Instead, it is Don Bosco Prep (Ramsey, N.J.) Prep teammate and Notre Dame signee Elijah Shumate subtly mentioning the Irish, and there are also conversations with Notre Dame assistant coach Bob Diaco.
But the 6-foot-3, 230-pound Muhammad isn't spending much time with the recruiting process. In fact, he knows of about a dozen schools to offer, but acknowledges many more have. He just doesn't keep track or get caught up in the hoopla of it.
"Notre Dame is a great school," Muhammad said. "Academically, they have great alumni across the country. It's a great school. All their games are on national t.v., which is great. Their first game (in 2012) is in Ireland. That's big-time. It's great stuff. Not too many teams go to Ireland. That's crazy."
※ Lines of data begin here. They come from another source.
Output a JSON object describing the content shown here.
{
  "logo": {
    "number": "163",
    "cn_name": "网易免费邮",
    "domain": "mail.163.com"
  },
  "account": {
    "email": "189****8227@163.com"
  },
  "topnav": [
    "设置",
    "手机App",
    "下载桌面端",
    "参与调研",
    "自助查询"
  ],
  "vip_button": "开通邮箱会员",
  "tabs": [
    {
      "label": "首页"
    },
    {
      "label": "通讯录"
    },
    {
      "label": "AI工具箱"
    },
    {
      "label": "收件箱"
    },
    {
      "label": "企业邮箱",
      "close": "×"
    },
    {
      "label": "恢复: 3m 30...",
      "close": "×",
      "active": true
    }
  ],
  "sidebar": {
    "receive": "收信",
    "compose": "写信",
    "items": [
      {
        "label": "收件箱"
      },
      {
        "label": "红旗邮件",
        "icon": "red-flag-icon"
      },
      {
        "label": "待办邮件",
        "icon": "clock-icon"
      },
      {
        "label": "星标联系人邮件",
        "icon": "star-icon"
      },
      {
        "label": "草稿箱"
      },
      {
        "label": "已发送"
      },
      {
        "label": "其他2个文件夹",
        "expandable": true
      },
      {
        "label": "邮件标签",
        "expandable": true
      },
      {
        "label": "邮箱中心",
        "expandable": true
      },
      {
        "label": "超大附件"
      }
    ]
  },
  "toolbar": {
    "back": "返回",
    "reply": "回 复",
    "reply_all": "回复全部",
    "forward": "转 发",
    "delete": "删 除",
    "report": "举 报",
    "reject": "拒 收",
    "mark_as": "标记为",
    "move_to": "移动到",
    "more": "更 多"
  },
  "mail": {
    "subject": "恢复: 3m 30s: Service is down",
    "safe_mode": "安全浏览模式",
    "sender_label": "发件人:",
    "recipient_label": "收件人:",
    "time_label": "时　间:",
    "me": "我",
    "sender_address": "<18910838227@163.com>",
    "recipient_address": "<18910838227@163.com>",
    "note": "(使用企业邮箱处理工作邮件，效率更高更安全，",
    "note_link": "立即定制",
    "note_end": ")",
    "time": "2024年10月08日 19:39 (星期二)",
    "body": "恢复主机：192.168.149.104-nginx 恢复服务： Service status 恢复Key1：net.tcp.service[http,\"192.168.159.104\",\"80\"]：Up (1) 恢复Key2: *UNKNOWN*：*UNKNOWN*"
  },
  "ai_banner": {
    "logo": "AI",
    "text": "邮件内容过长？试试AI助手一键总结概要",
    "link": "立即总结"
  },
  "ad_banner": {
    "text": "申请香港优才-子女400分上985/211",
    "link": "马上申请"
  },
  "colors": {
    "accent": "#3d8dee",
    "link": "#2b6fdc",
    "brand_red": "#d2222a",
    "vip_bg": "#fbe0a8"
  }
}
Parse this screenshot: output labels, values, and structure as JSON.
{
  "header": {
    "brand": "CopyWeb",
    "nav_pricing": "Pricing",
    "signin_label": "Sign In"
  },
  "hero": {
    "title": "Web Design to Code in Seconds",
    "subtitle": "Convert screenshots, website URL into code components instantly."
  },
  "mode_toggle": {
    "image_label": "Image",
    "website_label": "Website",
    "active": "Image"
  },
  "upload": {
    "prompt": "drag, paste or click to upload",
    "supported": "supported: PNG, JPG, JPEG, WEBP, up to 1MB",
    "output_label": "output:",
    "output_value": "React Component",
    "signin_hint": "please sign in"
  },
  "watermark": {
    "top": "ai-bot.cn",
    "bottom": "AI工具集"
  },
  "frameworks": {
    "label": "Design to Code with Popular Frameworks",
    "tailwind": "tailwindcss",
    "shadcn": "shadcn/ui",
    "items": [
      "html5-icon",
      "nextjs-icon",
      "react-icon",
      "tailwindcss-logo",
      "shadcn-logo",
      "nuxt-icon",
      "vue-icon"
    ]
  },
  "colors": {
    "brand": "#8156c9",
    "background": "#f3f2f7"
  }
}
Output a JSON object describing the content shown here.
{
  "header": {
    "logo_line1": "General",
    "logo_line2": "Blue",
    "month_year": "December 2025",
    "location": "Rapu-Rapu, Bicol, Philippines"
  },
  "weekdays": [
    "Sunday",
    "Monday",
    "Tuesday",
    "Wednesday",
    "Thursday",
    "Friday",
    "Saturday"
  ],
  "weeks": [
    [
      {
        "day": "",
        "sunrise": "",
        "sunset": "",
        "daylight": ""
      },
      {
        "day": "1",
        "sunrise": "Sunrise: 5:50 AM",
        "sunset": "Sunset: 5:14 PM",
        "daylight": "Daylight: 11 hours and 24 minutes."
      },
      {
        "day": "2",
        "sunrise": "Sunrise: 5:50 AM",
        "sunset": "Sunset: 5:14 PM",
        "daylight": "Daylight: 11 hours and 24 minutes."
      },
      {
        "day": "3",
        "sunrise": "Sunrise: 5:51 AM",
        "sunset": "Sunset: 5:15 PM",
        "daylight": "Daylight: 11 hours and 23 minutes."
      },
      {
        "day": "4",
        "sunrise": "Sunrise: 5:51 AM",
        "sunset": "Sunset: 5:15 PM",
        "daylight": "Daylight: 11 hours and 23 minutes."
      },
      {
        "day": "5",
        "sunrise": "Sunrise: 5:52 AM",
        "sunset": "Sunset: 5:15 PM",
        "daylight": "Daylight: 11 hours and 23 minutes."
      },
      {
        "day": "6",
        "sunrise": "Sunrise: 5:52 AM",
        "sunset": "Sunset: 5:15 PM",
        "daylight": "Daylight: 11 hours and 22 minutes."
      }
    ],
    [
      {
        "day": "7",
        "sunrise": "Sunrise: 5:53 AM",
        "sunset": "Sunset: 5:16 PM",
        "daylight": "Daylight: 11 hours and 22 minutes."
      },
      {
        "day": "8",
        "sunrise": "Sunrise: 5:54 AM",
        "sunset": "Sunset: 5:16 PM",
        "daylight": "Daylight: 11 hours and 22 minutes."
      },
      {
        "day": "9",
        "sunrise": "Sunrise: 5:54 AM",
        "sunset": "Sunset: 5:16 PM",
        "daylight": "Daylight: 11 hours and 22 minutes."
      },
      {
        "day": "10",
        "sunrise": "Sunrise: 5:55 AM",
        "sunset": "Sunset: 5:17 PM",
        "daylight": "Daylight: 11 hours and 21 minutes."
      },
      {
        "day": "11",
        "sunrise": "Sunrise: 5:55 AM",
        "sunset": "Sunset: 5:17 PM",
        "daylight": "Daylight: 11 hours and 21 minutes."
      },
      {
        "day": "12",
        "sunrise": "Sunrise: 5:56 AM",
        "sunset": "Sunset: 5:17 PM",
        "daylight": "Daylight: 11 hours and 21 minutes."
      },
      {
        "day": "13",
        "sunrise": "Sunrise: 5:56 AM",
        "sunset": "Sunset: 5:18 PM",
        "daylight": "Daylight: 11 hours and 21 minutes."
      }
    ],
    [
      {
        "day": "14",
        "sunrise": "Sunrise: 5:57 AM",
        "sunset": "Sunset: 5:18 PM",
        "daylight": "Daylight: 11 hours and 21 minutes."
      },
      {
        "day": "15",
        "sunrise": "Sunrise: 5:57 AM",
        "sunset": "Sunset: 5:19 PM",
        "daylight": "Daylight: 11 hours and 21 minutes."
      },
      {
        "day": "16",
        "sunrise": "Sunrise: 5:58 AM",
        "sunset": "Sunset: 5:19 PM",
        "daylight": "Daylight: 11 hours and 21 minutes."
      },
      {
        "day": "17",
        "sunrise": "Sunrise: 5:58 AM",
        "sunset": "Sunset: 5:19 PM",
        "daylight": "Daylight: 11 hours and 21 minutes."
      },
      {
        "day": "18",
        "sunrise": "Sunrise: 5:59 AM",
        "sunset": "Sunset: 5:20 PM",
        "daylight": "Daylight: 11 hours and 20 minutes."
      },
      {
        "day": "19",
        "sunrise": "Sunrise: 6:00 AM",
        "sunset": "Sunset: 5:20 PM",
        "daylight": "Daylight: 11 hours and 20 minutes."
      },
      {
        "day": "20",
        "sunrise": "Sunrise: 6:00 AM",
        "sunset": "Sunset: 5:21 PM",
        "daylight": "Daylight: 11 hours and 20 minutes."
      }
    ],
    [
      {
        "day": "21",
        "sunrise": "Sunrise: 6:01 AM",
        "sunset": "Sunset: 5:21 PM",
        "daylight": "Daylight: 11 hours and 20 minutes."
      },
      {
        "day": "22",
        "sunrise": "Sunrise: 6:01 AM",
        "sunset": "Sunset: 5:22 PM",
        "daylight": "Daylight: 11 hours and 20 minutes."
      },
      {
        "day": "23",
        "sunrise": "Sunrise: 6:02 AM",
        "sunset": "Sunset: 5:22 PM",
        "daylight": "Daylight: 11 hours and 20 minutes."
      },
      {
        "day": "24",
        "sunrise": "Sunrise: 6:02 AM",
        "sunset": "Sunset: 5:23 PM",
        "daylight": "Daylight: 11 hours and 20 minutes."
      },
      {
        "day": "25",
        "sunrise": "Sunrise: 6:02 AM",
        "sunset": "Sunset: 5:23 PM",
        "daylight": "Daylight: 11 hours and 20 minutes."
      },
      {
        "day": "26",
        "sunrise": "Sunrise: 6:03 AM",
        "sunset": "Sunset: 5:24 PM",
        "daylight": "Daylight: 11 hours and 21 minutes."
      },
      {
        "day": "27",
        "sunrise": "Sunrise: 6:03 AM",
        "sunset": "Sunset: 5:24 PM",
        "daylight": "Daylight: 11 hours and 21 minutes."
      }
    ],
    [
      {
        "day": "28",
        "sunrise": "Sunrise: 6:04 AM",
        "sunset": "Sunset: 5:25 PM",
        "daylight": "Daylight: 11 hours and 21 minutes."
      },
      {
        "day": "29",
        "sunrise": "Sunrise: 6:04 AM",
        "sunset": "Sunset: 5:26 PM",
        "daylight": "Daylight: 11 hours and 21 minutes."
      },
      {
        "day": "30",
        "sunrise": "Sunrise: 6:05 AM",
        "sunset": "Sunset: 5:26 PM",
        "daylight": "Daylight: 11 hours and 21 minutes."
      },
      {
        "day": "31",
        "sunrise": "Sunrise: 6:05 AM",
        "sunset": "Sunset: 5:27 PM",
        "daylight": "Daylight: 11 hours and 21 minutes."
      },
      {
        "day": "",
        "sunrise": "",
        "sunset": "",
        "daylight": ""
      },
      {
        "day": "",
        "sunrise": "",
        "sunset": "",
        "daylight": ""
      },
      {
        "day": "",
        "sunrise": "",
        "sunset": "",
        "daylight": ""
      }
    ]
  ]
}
"I treat every school the same," he said. "I like close to home or far. It doesn't matter. I'm looking for a school that has a lot of athletes that graduate and get degrees. You just don't a lot like that, and a program that is a family and has a lot of high character guys and is a great program and a great fit for me, not only when it comes down to football, but academically.
"I want to go to school where there are academics and a great football program and there's great guys all around you and you can't go wrong, and a place where I love the school. When I make the choice, I want to make the choice that is best for me."
Muhammad is also well-versed in the recruiting game since Don Bosco produces more Division I talent than any school in the northeast. In the 2012 class, the Ironmen sent seven players to FBS schools, including close friend Darius Hamilton, a five-star defensive lineman heading to Rutgers.
"All these coaches are all going to be great," Muhammad said. "That's their job and they're coming with their ‘A' game. You don't really know unless you keep talking to these guys. The more you keep talking to these guys you can see the change in them.
"That's what you have to do, keep talking to them and that's how you can really tell how a person is because once you get to the school it's going to be much different."